Israeli tech entrepreneurs in NYC now have a new microfund to hit up for startup money.

Tel Aviv native Eyal Bino unveiled his new microfund, Accelerant Ventures, amid the chaotic bustle of NYC this morning. He and partner Sharon Mirsky are looking to invest $500,000 up to a cool $1 million in early- to late-stage tech startups operating in the services, mobile, software, and security arenas.

With more than 200 Israeli startups in the NYC metropolitan area, the Big Apple seems like the perfect fit for Bino. The fund founder cut his IT teeth in the Israeli Defense Forces secretive Unit 8200, a signals intelligence outfit that eavesdropped on enemy communication pipelines while IDF elite units went on the offensive. Bino also worked for an e-learning startup after his compulsory army service ended.

“I figured there had to be a way to create an ecosystem here for the best startups with great technologies, to take advantage of the local community of Israeli investors and mentors here in New York and help them incubate the dream,” Bino told VentureBeat Tuesday.

Bino and Mirsky are in the process of putting the final touches of the financing together and are on track to raise a total of $5 million by June of this year. A $10 million tranche will follow in December. The NYC tech scene is rocking and rolling; and Israeli startups, venture capitalists, and private equity investors are deep in the mix. Bino assured VentureBeat there is no shortage of smart capital to be found in NYC.

This is Bino’s first fund, and he seems to be moving forward largely on connections, bravado, and everything in between.

“We just want to tell the world that we’re here and that we want to make a statement,” he said.

Israeli startups only need apply. While Bino, 38, has worked previously with IT companies across the global spectrum, it is the go-getter attitude of Israeli entrepreneurs and an eagerness to see fellow countrymen succeed in the U.S. that was part of the microfund’s impetus. The Israeli mantra that your startup only really matters if it makes it in the States applies here, Bino said.

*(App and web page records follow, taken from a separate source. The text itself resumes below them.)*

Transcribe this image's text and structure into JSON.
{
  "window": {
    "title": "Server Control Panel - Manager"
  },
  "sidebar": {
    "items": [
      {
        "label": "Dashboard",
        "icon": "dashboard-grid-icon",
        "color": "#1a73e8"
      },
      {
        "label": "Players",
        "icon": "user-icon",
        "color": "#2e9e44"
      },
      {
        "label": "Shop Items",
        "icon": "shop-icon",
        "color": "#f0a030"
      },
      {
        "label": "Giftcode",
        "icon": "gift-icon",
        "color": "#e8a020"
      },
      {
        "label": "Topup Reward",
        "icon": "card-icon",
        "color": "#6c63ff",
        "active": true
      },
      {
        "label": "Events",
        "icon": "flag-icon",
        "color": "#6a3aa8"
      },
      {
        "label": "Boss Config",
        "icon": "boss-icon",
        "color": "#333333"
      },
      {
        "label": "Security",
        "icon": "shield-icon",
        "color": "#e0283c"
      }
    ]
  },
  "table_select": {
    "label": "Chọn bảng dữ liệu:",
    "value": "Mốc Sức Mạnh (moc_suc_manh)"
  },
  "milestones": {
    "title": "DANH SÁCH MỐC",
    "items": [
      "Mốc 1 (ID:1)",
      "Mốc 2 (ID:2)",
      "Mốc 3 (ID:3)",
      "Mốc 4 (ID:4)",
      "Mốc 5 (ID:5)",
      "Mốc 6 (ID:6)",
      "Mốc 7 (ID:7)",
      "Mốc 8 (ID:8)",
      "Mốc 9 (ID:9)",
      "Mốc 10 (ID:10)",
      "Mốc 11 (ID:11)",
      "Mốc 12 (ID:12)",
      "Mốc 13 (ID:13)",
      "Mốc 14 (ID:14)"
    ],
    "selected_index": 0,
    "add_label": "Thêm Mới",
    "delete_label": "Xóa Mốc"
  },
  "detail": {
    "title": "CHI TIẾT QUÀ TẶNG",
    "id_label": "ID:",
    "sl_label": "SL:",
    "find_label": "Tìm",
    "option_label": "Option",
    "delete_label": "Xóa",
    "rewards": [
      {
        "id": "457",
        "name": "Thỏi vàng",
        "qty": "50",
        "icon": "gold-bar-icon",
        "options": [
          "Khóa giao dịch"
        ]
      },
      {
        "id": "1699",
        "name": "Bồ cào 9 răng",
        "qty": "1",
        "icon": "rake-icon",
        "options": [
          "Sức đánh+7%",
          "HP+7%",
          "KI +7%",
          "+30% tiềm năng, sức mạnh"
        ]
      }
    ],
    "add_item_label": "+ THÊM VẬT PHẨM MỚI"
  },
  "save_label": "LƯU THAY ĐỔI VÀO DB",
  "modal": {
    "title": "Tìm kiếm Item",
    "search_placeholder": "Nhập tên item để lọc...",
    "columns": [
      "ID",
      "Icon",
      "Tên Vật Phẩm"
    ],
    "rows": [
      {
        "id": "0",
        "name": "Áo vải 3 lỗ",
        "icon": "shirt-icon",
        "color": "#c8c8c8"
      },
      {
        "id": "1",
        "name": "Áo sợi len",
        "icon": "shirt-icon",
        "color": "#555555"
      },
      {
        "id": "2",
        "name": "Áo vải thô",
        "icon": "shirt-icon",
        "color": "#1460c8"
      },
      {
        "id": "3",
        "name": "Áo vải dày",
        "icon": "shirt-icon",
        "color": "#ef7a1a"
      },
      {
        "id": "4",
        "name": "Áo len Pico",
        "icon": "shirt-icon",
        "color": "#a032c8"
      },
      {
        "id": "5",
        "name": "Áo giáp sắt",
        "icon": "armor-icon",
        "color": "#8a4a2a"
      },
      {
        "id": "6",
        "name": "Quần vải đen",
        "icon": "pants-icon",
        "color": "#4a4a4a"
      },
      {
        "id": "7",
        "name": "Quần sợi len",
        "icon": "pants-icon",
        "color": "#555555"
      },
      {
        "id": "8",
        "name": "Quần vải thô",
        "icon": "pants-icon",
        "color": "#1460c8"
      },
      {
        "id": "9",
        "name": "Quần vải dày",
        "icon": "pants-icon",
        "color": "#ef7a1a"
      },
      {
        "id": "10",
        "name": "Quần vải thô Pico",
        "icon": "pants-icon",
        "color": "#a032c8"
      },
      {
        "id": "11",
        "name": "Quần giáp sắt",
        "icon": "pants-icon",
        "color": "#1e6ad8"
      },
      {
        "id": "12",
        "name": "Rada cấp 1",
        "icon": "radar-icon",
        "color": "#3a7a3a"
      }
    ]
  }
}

Thus far, Accelerant is looking at several Israeli-run startups for potential investment. These include Choozer, a social and professional recruitment software-based platform; Bizzabo, a social media networking app; and Fireblade, an SaaS security tool that bundles all aspects of website security and traffic management.

To see a map of the all the Israeli IT startup’s in the Big Apple and across the Hudson River in New Jersey, check this.

Bino and his partner will tell you this: “It’s a great time to invest in Israeli startups.”

That may be the case. But another motivation for launching Accelerant was what the duo saw as a huge funding gap “between the seed and A round” for Israeli startups.

They hope this will change, and Bino pointed out a few Israeli startups that have been acquired by big American IT players as something he would like to see happening more frequently, especially for the outfits he may find himself seeding.

For example, there’s Trusteer, a software play “that helps protect organizations against financial fraud and advanced security threats” which was picked up by IBM for an undisclosed price in August. And Waze, which produces a GPS navigation aid for smartphones, was bought by Google for $1.3 billion last year.

For now, NYC is the place to be for Bino.

“Sometimes I feel more Israeli in New York City than I do in Tel Aviv,” he said.